     Natividad Lopez St. ,Ermita 
     Manila, Philippines


14.  The project is a contribution for the commemoration of the   70th anniversary of UNESCO It has been conceived to demonstrate the immense value of a cultural communications ingredient as a force for education in popularizing scientific data in symbols people can understand and relate to as well as provide a conscienticizing platform to help forge the collective will for the crucial global deal in Paris.to prevent the irreversible threshold of 2°degree centigrade of devastation. It is  also meant to call attention  on the dynamic possibilities of applying effectively an arts based psycho social  therapy to heal trauma of victims and refugees of disaster as part of recovery and reconstruction efforts to address the mental health of survivors.  It aims to harness a creative army of artists concerned to help confront the global challenge of survival of mankind and Mother Earth.

15.  The winner will be announced on October 15, 2015.   Dramatic reading of the winning play is being arranged through the UNFCCC secretariat headed by Ms.  Christiana Figueres, at a  side event exhibit in COP21 as part of a continuing Tri-Continental  South-South Intercultural Interfaith Dialogue on Defying Disasters. Co-convened by the Philippines, Colombia and Kenya coordinated through the Earthsavers UNESCO DREAM Center, Ocean Security International and Climate Institute.

16.  The awards will be given in appropriate ceremonies at a proposed side event at COP21. If not in the home country of the winning playwright or, in the case of several playwrights, in the home country of the first playwright listed on the title page of the play.

17.  The decision of the board of judges is final and unappealable.

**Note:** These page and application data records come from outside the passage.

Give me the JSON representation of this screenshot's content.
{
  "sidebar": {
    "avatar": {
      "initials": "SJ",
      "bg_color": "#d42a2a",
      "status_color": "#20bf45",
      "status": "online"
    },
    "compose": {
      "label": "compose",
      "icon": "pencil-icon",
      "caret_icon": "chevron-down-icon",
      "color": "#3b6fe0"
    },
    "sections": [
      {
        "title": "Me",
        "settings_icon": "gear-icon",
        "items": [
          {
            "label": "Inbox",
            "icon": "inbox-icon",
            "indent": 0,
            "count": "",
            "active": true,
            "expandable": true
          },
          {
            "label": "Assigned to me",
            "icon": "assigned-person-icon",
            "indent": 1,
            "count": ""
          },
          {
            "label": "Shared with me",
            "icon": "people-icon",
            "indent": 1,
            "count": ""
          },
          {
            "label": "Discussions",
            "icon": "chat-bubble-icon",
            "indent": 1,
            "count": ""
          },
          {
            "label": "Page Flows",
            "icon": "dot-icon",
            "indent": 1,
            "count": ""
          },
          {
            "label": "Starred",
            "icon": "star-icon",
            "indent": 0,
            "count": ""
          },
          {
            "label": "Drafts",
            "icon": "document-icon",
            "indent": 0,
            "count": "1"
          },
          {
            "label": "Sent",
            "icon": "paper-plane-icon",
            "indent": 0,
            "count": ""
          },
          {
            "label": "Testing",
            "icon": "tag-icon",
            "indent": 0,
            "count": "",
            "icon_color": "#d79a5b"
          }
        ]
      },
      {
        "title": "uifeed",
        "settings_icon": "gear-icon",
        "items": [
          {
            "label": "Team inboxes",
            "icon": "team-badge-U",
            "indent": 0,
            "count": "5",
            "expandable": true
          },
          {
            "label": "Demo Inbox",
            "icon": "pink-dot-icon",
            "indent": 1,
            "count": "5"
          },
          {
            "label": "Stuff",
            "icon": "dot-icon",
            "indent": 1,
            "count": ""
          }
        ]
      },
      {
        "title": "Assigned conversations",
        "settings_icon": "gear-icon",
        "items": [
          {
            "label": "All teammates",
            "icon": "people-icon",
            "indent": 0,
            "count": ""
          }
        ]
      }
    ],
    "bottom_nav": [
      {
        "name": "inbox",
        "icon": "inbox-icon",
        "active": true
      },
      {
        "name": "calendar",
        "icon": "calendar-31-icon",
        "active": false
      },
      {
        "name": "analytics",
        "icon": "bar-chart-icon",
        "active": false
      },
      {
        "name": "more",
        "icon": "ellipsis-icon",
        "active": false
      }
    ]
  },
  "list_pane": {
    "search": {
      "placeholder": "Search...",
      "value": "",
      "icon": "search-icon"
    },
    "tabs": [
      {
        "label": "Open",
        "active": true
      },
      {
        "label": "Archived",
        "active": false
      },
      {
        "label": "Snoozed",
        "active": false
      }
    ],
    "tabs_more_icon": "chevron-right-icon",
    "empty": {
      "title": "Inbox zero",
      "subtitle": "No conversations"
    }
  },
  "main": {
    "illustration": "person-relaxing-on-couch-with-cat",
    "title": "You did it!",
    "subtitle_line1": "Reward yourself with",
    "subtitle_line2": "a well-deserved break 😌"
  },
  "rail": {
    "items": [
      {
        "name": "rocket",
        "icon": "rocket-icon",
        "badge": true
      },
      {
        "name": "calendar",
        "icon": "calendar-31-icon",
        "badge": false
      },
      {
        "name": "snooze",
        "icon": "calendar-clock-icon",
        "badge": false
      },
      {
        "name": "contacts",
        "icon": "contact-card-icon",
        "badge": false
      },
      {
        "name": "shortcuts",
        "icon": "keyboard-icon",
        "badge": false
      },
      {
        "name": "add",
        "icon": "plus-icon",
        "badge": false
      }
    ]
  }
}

18.  The board of judges is composed of Isagani R. Cruz of ITI Philippines (chair), a representative of ITI Director-General or president through the International Playwrights Forum (IPF), The board of judges for content consultation and dissemination of rules will be assisted by UNESCO, UNEP, the United Nations Office for Disaster Risk Reduction (UNISDR), and the Office of Commissioner Heherson Alvarez of the Philippine Climate Change Commission.